EXERCISE GOAL: Filter the records for lines holding the string "book".

(Entries taken from a collection)

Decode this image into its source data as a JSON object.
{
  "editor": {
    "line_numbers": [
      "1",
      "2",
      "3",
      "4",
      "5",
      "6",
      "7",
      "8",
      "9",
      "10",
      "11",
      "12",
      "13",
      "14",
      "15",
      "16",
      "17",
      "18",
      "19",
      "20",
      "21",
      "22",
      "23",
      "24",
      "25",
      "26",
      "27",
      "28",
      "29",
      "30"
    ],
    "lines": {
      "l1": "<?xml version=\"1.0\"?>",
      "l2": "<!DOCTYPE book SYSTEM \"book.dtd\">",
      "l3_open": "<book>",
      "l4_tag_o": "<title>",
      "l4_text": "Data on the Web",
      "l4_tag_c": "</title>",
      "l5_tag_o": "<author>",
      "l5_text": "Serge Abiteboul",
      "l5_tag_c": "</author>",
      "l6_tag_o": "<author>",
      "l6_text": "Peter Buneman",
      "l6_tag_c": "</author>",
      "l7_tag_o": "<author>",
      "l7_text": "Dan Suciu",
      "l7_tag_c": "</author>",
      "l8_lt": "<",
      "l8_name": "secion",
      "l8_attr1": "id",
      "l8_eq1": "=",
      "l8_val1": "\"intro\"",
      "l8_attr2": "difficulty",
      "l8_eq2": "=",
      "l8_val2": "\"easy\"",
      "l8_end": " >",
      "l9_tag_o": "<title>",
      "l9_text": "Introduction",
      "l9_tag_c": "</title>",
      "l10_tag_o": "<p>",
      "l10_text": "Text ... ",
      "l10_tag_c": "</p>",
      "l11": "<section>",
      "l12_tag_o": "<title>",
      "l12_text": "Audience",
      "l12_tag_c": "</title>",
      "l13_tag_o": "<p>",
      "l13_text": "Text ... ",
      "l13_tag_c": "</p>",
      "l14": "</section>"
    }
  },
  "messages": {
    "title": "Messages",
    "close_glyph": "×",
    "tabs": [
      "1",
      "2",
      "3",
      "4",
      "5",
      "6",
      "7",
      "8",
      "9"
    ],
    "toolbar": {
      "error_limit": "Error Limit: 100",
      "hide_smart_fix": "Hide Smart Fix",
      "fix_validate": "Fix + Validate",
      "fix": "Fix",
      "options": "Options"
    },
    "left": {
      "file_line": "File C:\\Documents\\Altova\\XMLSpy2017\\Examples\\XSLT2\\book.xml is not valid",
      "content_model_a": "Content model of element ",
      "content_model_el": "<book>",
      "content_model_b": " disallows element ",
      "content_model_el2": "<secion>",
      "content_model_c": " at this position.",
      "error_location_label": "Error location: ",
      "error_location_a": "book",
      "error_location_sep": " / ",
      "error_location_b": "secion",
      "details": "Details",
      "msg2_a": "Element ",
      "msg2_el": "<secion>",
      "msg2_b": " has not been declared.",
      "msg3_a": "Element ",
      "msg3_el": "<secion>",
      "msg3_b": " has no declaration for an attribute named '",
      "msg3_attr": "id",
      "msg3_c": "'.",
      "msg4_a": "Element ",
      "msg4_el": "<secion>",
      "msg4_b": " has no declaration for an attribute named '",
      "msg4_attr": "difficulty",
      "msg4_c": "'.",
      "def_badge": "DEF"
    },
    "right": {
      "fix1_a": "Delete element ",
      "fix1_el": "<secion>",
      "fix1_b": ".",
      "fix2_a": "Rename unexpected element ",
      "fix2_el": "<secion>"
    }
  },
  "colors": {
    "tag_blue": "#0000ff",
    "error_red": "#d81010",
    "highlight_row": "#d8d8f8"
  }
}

OUTPUT OF THE TASK:
      "l2": "<!DOCTYPE book SYSTEM \"book.dtd\">",
      "l3_open": "<book>",
      "file_line": "File C:\\Documents\\Altova\\XMLSpy2017\\Examples\\XSLT2\\book.xml is not valid",
      "content_model_el": "<book>",
      "error_location_a": "book",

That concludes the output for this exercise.